::: INPUT DATA

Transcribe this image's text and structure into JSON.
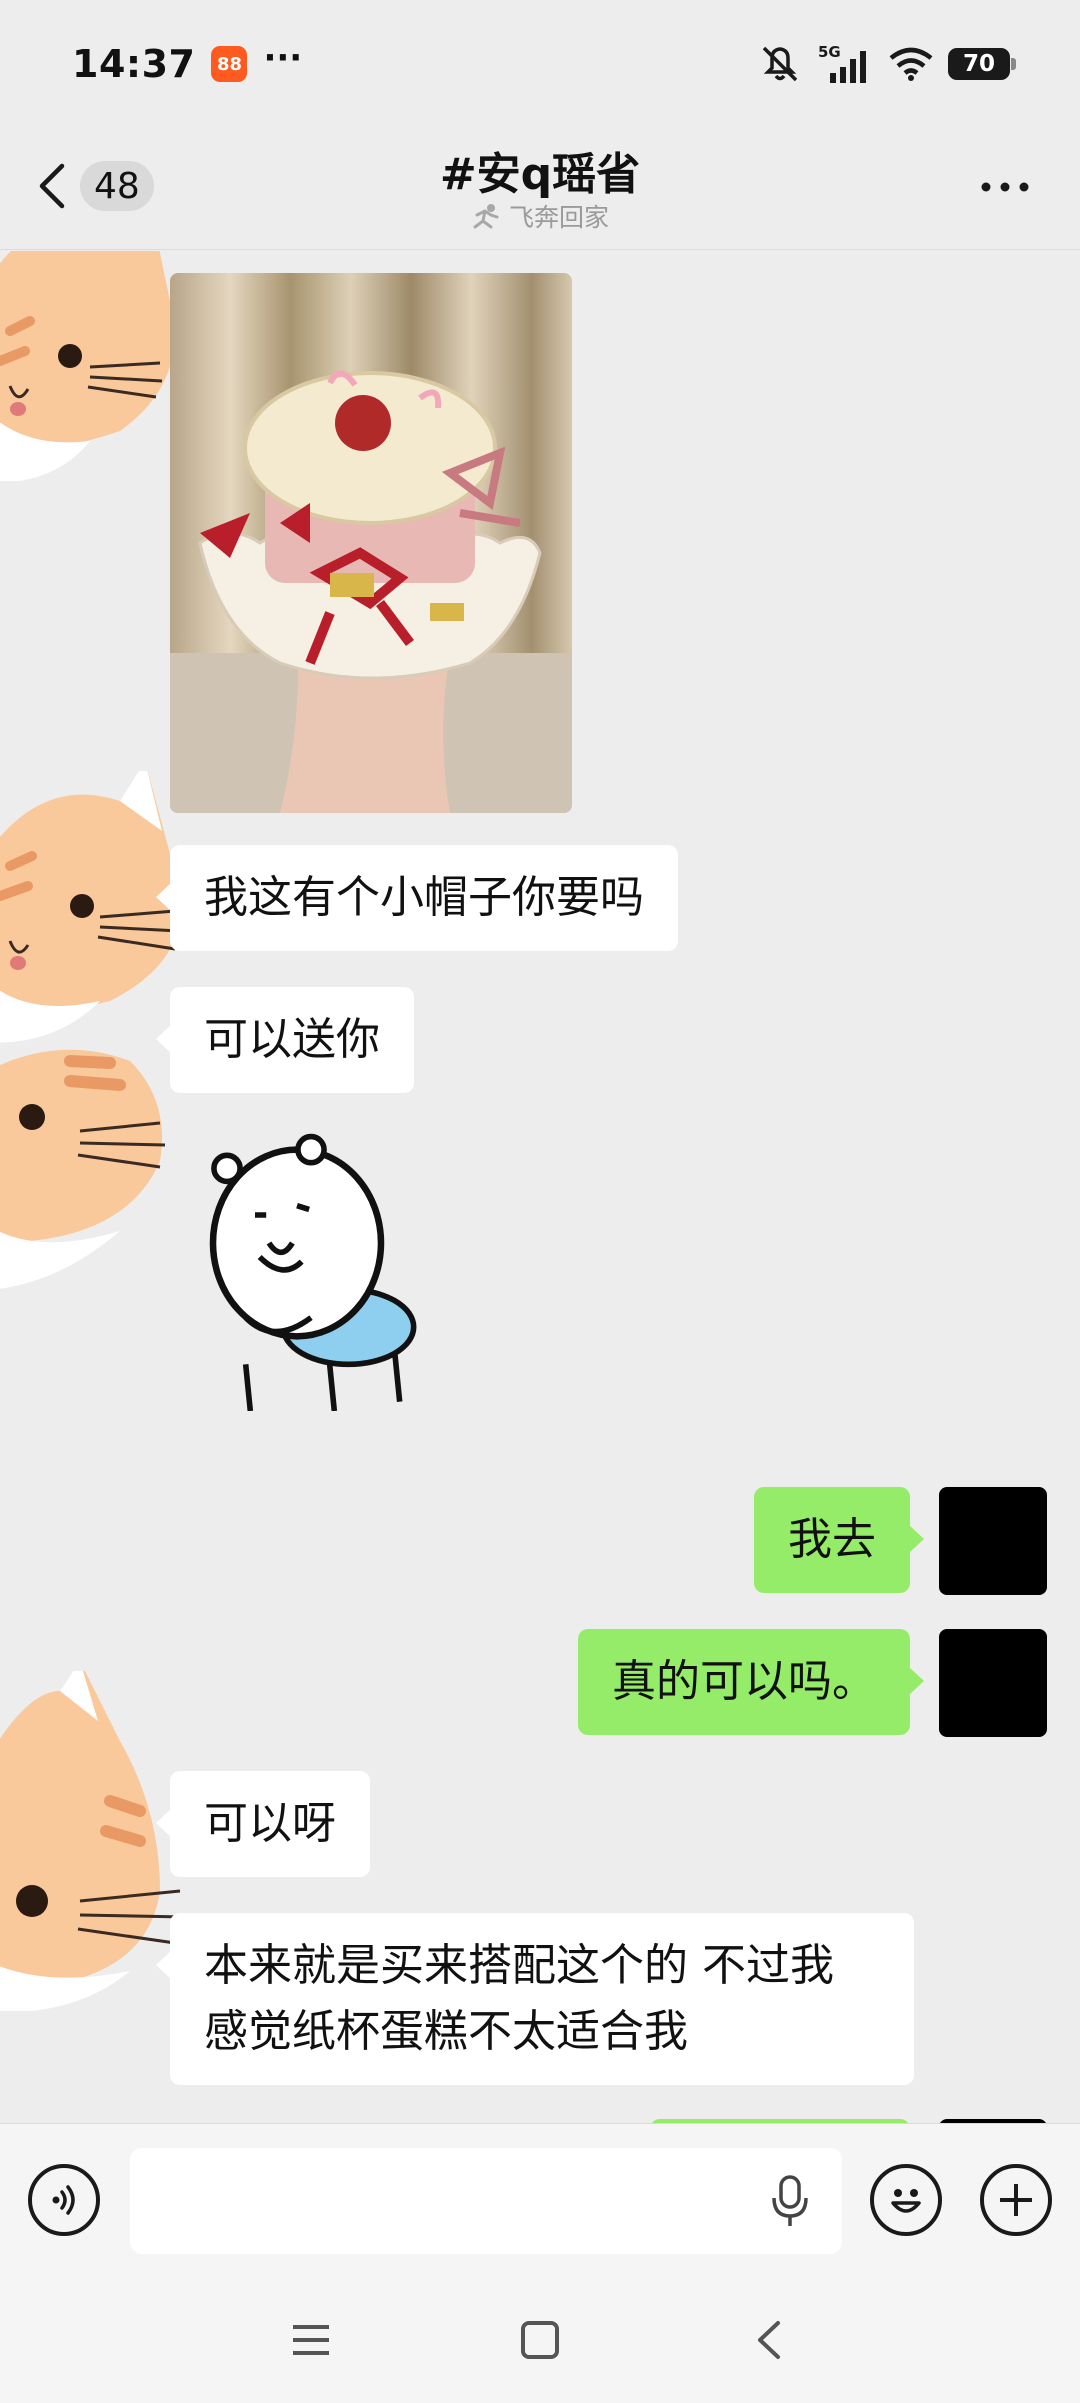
{
  "status_bar": {
    "time": "14:37",
    "app_badge": "88",
    "more": "···",
    "network": "5G",
    "battery": "70"
  },
  "header": {
    "unread_count": "48",
    "title": "#安q瑶省",
    "subtitle": "飞奔回家"
  },
  "messages": [
    {
      "side": "left",
      "type": "image",
      "description": "crocheted cake hat"
    },
    {
      "side": "left",
      "type": "text",
      "text": "我这有个小帽子你要吗"
    },
    {
      "side": "left",
      "type": "text",
      "text": "可以送你"
    },
    {
      "side": "left",
      "type": "sticker",
      "description": "hamster-sticker"
    },
    {
      "side": "right",
      "type": "text",
      "text": "我去"
    },
    {
      "side": "right",
      "type": "text",
      "text": "真的可以吗。"
    },
    {
      "side": "left",
      "type": "text",
      "text": "可以呀"
    },
    {
      "side": "left",
      "type": "text",
      "lines": [
        "本来就是买来搭配这个的 不过我",
        "感觉纸杯蛋糕不太适合我"
      ]
    }
  ],
  "input": {
    "placeholder": ""
  },
  "colors": {
    "background": "#ededed",
    "self_bubble": "#95ec69",
    "other_bubble": "#ffffff",
    "cat_orange": "#f9c89b"
  }
}
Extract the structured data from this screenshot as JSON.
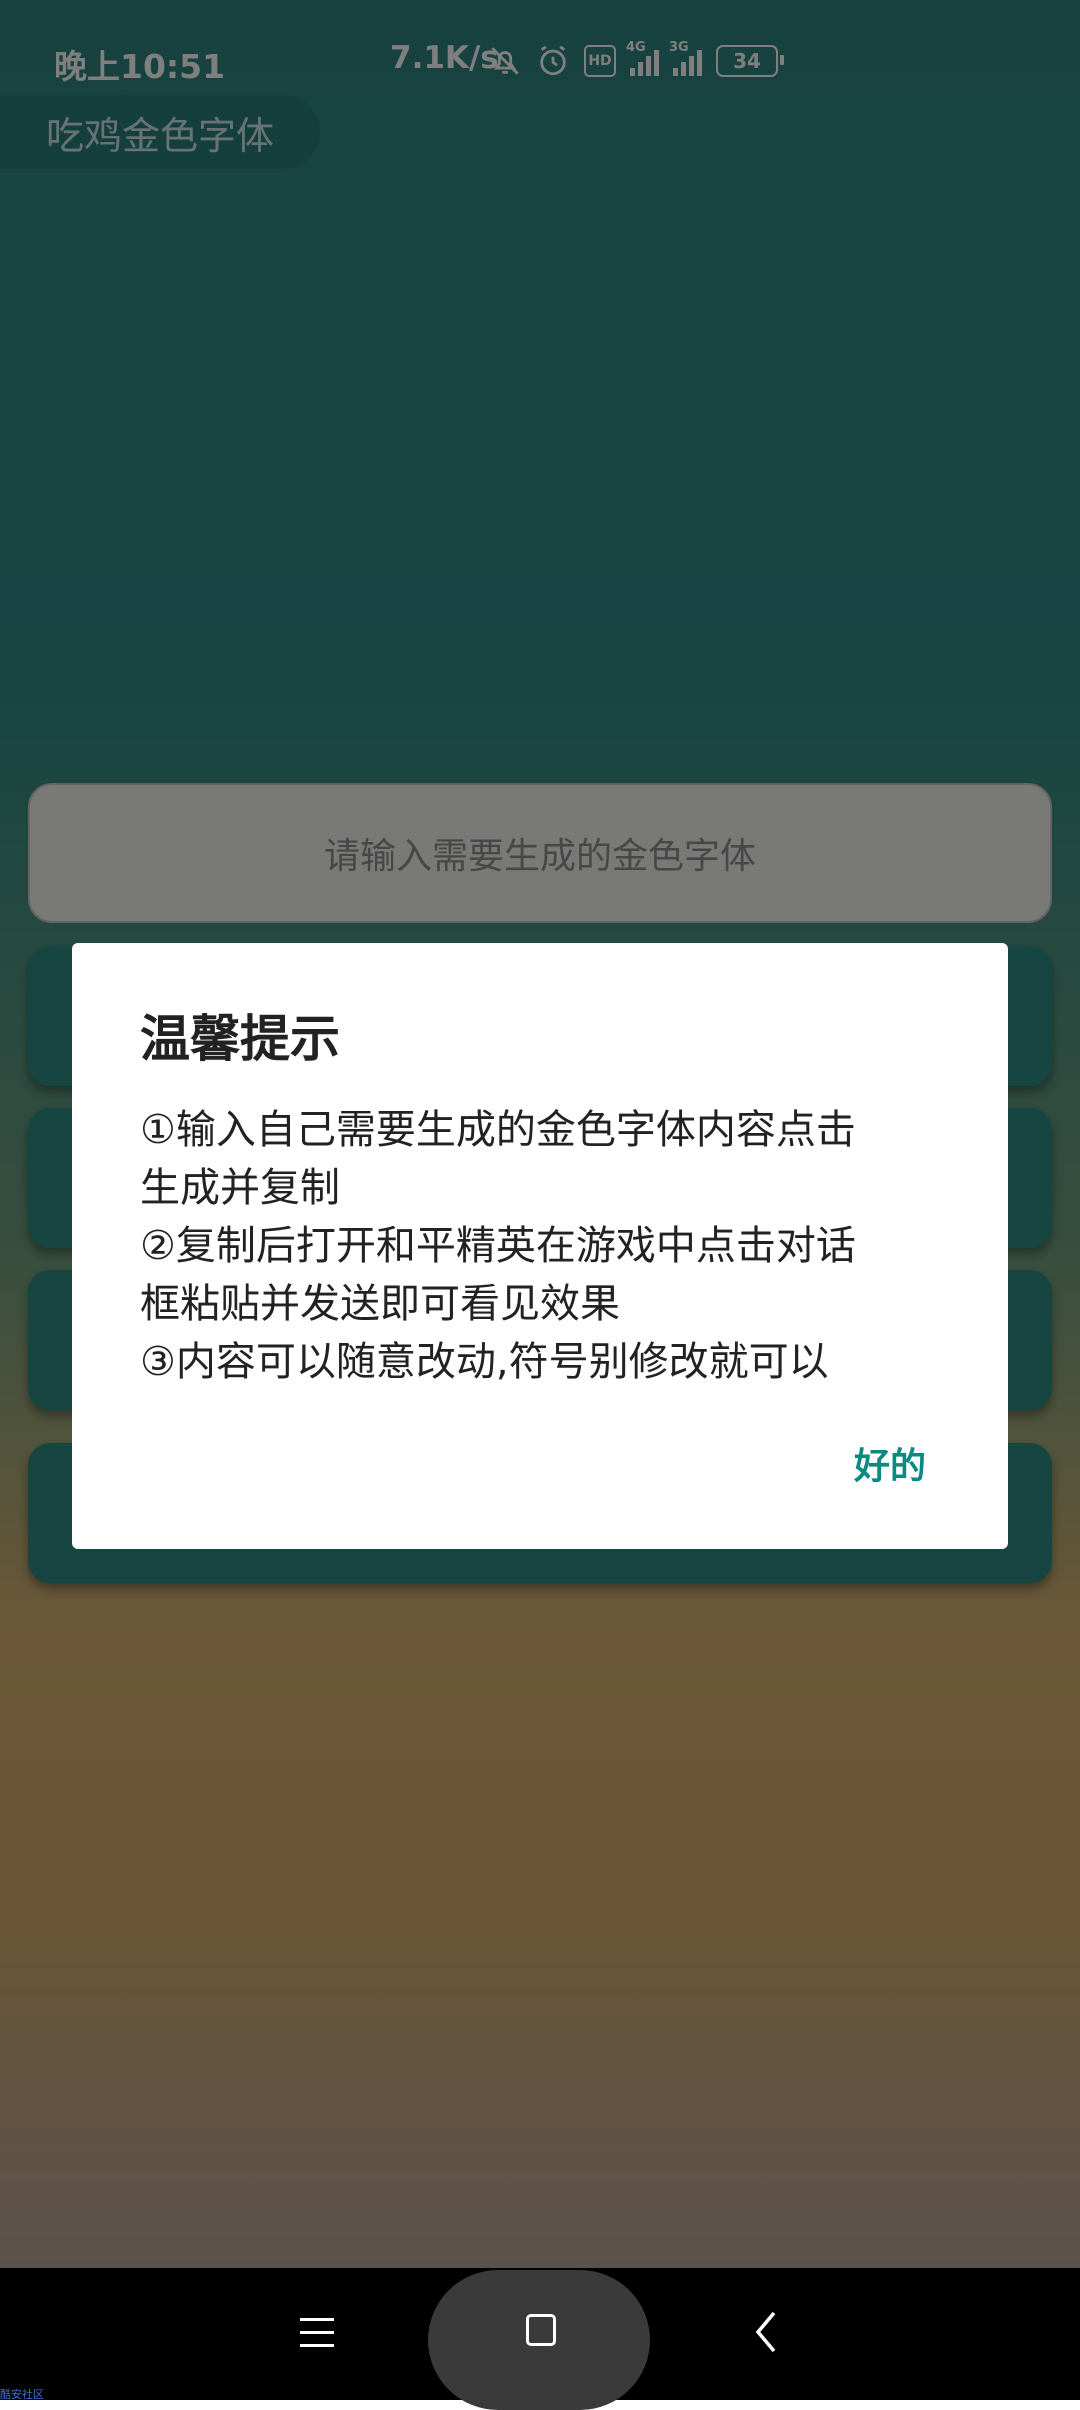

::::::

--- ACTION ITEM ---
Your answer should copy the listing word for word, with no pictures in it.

--- SOLUTION TO THIS TASK ---
Transcribe this image's text and structure into JSON.
{
  "status_bar": {
    "time": "14:37",
    "app_badge": "88",
    "more": "···",
    "network": "5G",
    "battery": "70"
  },
  "header": {
    "unread_count": "48",
    "title": "#安q瑶省",
    "subtitle": "飞奔回家"
  },
  "messages": [
    {
      "side": "left",
      "type": "image",
      "description": "crocheted cake hat"
    },
    {
      "side": "left",
      "type": "text",
      "text": "我这有个小帽子你要吗"
    },
    {
      "side": "left",
      "type": "text",
      "text": "可以送你"
    },
    {
      "side": "left",
      "type": "sticker",
      "description": "hamster-sticker"
    },
    {
      "side": "right",
      "type": "text",
      "text": "我去"
    },
    {
      "side": "right",
      "type": "text",
      "text": "真的可以吗。"
    },
    {
      "side": "left",
      "type": "text",
      "text": "可以呀"
    },
    {
      "side": "left",
      "type": "text",
      "lines": [
        "本来就是买来搭配这个的 不过我",
        "感觉纸杯蛋糕不太适合我"
      ]
    }
  ],
  "input": {
    "placeholder": ""
  },
  "colors": {
    "background": "#ededed",
    "self_bubble": "#95ec69",
    "other_bubble": "#ffffff",
    "cat_orange": "#f9c89b"
  }
}
Extract the structured data from this screenshot as JSON.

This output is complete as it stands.